» **How to complete this task**
Search the material below for "title" and copy every line where it occurs.

» **Records for the exercise**
++++++++

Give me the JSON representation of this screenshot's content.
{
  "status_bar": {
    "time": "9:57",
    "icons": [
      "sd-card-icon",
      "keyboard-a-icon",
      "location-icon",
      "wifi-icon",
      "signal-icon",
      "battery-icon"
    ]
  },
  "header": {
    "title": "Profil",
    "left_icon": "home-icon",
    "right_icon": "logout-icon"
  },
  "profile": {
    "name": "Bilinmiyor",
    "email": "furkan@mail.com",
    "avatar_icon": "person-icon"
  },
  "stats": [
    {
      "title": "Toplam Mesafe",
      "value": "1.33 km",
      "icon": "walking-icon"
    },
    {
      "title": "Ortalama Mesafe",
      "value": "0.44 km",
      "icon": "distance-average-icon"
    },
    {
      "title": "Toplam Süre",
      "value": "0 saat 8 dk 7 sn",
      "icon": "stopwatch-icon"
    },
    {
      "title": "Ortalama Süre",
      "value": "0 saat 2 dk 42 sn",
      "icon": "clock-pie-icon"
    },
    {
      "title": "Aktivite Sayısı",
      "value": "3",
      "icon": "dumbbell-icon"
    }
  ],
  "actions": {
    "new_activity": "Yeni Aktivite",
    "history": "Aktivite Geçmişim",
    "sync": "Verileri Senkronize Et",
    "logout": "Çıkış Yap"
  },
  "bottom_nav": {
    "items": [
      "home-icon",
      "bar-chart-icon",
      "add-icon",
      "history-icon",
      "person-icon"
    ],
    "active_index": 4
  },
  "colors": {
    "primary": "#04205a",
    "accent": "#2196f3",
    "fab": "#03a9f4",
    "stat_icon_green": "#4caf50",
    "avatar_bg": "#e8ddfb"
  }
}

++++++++

» **Response area**
    "title": "Profil",
      "title": "Toplam Mesafe",
      "title": "Ortalama Mesafe",
      "title": "Toplam Süre",
      "title": "Ortalama Süre",
      "title": "Aktivite Sayısı",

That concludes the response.